## WHAT IS NEEDED
From the entries below, work out the number of lines that hold the word "JSON", and give that number alone.

++++ THE DATA ++++

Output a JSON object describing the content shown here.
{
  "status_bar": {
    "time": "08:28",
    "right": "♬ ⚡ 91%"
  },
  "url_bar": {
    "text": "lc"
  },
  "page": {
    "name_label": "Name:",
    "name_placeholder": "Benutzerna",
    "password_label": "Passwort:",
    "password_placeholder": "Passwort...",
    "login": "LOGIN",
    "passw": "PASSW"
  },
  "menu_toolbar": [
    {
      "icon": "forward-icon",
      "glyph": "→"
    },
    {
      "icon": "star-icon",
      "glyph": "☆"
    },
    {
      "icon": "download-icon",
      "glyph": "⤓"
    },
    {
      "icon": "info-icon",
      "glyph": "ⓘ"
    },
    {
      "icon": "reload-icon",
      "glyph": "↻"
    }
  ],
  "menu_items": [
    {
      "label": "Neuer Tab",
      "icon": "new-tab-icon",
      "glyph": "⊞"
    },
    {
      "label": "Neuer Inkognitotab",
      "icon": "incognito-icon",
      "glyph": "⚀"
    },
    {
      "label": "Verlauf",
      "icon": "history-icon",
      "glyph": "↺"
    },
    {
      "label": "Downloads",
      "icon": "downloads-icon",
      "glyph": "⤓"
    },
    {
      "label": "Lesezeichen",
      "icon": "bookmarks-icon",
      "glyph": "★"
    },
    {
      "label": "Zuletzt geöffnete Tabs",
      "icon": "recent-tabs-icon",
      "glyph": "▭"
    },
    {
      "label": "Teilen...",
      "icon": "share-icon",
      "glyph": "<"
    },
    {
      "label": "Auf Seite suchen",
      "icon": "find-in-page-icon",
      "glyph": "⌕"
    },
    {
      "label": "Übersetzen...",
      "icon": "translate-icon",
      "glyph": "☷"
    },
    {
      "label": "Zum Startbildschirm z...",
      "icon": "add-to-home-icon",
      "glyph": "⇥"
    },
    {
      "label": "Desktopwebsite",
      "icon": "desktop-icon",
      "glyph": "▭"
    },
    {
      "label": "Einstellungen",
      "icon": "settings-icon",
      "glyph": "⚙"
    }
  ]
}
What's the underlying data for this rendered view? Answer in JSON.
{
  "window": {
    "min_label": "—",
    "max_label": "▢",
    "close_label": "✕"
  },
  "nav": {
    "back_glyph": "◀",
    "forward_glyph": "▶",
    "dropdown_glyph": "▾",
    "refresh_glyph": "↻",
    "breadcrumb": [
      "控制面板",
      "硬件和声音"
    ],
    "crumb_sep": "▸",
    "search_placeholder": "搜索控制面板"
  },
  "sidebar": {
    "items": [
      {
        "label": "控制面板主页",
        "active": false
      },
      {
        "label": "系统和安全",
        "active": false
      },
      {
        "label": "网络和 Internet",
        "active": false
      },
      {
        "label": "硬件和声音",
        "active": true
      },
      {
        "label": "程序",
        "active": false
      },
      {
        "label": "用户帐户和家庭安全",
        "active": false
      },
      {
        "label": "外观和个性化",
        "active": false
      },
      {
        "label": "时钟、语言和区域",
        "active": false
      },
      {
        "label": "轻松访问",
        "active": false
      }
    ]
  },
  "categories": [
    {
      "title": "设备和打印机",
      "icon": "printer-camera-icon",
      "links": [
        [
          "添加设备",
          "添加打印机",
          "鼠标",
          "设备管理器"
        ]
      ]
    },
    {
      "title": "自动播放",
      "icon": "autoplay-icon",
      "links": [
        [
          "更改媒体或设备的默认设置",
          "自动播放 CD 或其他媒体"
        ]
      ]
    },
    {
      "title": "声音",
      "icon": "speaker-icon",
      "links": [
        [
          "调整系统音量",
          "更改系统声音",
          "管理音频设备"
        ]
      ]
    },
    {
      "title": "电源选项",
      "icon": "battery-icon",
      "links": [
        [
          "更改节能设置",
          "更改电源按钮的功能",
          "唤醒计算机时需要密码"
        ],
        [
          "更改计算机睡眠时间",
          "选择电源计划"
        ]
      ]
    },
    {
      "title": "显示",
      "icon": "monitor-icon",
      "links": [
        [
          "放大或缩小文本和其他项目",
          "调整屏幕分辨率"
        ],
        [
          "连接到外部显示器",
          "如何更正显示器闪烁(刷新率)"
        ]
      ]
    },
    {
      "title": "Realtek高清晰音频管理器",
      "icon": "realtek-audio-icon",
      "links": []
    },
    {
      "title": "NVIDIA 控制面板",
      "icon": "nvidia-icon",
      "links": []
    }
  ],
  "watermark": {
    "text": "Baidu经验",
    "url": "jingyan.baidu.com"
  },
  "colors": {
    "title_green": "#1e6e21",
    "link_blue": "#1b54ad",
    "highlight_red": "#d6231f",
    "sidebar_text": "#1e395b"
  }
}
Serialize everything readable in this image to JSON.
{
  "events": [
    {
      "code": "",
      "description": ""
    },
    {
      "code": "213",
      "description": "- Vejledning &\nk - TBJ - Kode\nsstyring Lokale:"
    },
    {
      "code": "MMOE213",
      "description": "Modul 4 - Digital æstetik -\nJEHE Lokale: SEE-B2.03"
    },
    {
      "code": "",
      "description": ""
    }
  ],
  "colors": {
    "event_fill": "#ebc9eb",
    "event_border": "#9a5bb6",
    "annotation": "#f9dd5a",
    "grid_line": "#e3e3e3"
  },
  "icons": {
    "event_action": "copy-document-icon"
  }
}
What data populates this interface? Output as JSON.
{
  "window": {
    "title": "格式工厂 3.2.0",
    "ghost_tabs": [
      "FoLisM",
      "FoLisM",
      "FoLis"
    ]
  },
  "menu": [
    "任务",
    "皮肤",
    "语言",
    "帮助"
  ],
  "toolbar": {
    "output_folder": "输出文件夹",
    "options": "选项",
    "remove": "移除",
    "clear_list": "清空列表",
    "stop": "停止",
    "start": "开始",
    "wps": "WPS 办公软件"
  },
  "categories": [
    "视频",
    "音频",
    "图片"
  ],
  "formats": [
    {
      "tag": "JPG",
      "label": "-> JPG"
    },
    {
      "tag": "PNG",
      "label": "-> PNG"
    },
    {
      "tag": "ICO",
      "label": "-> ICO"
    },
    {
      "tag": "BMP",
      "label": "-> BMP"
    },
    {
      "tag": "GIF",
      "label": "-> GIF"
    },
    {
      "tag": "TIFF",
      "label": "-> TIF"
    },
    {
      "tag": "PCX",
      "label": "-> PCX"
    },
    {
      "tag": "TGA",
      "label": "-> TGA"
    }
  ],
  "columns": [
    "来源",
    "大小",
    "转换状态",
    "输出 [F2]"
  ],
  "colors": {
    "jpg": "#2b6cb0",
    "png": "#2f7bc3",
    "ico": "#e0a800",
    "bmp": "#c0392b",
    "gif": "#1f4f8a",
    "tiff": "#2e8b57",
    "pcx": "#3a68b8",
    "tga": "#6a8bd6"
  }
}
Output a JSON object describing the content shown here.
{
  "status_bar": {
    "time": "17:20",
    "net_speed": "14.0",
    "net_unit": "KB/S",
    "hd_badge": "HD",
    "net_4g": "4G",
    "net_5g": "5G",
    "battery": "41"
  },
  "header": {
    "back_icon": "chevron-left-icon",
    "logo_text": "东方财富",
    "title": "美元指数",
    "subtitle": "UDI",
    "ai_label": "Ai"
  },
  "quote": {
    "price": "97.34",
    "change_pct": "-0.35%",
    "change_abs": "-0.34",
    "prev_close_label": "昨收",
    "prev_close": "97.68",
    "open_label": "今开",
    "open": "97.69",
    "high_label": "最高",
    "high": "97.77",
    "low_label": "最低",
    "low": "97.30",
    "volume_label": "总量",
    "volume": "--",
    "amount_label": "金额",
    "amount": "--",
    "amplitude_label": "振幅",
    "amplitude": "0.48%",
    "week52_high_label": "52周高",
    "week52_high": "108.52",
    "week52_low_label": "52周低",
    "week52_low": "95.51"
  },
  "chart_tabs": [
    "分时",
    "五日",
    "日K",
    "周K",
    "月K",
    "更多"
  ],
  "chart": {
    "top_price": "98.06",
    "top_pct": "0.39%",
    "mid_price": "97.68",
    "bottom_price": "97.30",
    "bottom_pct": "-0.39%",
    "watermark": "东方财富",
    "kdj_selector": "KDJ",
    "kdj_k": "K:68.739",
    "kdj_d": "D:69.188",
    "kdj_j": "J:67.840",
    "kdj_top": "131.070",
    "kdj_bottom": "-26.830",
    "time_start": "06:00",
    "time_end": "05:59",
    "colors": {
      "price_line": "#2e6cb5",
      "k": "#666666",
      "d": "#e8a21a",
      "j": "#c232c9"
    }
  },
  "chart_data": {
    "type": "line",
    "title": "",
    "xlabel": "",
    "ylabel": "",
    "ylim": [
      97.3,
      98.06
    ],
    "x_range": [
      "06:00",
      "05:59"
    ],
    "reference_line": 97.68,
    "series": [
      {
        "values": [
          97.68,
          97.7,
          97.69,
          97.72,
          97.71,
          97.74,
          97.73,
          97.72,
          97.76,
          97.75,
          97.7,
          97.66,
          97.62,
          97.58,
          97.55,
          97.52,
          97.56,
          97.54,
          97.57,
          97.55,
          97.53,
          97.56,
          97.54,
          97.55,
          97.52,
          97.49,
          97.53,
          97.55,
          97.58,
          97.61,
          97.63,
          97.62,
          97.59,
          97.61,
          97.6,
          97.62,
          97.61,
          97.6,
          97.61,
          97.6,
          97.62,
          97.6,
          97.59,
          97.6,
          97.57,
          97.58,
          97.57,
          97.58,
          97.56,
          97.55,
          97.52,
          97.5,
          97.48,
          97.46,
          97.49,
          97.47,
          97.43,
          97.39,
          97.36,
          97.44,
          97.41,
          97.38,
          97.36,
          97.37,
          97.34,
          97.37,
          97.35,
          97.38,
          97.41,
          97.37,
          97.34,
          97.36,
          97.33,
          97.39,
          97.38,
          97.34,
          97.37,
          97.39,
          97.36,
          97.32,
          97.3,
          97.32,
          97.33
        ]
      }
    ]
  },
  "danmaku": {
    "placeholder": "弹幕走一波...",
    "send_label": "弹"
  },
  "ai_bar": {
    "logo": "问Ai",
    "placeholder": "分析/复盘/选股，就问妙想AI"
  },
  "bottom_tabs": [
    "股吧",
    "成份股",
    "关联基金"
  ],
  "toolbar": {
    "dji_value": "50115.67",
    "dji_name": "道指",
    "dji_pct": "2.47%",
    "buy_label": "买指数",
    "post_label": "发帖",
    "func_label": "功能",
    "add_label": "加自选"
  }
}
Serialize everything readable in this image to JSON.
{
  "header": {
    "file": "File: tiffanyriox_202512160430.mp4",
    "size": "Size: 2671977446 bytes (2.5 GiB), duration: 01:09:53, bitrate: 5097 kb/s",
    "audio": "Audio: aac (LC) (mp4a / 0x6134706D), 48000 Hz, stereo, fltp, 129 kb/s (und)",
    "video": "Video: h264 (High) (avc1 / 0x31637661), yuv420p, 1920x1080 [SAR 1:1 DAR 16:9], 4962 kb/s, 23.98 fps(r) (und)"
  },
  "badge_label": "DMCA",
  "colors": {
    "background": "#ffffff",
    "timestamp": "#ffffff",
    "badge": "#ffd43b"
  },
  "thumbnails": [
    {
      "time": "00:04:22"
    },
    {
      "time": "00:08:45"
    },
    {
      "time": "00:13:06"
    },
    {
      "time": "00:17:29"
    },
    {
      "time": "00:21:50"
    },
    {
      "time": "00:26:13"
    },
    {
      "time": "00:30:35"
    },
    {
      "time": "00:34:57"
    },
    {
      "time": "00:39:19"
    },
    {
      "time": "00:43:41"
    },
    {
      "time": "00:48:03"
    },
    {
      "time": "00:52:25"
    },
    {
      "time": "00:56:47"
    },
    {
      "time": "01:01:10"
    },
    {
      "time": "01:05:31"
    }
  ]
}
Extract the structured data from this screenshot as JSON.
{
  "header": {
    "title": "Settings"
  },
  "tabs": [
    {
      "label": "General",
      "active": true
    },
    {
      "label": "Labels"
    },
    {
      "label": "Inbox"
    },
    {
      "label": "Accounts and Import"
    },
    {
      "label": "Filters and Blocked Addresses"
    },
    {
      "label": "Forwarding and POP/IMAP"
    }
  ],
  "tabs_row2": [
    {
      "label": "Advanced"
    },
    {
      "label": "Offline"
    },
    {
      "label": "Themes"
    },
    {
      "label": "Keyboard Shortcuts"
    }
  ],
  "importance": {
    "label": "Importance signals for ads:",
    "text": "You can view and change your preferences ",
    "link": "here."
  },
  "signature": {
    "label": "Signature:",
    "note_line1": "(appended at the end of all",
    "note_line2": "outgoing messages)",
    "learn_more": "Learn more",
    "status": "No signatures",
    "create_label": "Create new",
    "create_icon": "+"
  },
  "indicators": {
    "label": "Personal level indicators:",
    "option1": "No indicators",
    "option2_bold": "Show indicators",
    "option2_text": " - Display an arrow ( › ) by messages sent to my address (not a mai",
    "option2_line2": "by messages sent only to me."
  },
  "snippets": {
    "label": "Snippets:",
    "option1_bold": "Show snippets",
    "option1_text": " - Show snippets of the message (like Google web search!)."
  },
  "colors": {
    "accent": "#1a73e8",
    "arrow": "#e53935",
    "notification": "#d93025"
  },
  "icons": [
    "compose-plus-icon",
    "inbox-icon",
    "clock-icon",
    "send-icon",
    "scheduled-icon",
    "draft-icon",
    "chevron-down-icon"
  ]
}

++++

## WRITTEN ANSWER
7